[WHAT TO PRODUCE] Pull every line that holds the word "Club" from the entries.

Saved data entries
■ ■ ■ ■ ■
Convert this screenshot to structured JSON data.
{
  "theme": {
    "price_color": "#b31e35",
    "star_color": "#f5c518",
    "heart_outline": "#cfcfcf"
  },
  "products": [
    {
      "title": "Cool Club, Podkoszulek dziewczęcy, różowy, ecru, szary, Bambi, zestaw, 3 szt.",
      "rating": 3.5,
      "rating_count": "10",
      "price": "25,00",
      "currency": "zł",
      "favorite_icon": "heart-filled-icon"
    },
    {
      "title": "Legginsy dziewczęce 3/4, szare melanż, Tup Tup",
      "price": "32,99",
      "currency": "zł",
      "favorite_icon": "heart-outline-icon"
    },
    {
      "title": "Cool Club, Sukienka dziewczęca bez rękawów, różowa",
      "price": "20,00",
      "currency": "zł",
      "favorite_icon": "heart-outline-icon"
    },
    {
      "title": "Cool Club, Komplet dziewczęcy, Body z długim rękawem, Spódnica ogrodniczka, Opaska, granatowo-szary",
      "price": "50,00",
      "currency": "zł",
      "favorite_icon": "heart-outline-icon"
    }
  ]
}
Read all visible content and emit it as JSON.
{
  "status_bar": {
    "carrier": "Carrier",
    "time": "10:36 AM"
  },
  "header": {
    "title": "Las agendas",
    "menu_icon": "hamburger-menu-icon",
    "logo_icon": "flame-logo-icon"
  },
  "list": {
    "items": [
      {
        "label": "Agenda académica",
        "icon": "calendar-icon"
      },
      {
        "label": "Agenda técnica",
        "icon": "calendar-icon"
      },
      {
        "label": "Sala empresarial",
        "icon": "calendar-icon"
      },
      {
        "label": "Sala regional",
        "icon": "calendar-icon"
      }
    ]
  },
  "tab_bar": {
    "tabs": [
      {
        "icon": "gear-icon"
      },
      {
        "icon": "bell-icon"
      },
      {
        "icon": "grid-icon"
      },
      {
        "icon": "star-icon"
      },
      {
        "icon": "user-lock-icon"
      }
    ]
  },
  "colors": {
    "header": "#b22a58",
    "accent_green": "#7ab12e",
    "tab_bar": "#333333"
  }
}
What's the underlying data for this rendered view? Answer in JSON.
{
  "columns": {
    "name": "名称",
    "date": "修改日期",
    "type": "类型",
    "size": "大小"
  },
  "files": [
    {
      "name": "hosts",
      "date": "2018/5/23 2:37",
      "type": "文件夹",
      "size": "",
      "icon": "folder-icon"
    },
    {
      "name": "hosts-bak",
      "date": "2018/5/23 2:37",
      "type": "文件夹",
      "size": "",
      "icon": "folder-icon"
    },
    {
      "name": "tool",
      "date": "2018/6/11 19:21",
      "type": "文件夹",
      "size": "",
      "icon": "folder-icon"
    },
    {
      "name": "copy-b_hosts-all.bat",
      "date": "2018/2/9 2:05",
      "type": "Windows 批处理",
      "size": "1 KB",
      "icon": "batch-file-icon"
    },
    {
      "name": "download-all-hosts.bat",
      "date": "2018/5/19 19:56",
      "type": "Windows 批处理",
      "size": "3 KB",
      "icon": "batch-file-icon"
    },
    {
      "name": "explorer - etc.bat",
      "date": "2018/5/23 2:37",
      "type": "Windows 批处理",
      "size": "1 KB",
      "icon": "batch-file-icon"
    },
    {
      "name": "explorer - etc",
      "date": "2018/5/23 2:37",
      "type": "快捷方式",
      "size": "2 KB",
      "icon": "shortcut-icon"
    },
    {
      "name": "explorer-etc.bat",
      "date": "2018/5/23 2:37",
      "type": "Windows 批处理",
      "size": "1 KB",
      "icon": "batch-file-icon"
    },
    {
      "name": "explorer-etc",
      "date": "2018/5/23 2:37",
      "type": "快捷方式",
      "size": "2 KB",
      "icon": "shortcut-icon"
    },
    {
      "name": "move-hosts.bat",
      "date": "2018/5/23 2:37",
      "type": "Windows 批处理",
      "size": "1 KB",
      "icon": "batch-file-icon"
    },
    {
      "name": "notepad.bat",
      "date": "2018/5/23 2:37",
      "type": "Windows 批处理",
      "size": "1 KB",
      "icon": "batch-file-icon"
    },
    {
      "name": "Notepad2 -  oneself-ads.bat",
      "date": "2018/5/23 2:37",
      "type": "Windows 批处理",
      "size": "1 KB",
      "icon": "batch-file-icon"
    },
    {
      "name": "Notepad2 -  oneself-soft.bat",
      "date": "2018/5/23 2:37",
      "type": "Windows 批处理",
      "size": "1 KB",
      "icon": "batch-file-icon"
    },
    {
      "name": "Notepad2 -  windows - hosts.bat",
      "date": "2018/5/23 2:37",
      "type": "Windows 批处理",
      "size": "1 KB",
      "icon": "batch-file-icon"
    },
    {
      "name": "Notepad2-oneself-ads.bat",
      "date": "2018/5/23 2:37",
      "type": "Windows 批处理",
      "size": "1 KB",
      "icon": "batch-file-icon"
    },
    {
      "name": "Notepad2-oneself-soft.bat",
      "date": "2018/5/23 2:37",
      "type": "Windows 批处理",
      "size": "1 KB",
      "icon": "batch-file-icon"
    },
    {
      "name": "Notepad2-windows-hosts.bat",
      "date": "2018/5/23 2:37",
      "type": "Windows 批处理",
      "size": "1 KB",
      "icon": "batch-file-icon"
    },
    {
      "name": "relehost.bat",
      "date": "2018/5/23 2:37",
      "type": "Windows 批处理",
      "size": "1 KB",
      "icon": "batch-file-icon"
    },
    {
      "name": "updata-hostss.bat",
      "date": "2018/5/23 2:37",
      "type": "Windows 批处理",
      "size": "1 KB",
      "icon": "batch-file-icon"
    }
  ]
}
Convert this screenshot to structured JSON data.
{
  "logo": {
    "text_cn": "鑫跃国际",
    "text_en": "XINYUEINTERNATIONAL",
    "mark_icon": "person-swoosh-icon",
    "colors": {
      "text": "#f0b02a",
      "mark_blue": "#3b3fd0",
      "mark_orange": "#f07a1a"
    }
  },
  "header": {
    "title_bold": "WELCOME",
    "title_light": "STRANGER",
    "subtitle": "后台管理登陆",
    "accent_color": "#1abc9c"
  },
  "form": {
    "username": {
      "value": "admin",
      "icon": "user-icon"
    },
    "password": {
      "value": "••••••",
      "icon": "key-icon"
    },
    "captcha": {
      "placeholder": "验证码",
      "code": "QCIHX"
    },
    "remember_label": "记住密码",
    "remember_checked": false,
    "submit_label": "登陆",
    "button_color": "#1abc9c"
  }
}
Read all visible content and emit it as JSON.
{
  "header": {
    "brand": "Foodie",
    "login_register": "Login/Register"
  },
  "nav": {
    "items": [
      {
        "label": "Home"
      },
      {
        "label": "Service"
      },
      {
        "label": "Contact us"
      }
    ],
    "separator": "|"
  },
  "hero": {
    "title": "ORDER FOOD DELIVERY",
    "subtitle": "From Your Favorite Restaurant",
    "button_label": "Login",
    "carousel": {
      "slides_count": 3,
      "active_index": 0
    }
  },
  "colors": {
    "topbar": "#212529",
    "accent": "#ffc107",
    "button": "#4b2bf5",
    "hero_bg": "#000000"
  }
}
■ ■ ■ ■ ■
[ANSWER TO THE EXERCISE]
      "title": "Cool Club, Podkoszulek dziewczęcy, różowy, ecru, szary, Bambi, zestaw, 3 szt.",
      "title": "Cool Club, Sukienka dziewczęca bez rękawów, różowa",
      "title": "Cool Club, Komplet dziewczęcy, Body z długim rękawem, Spódnica ogrodniczka, Opaska, granatowo-szary",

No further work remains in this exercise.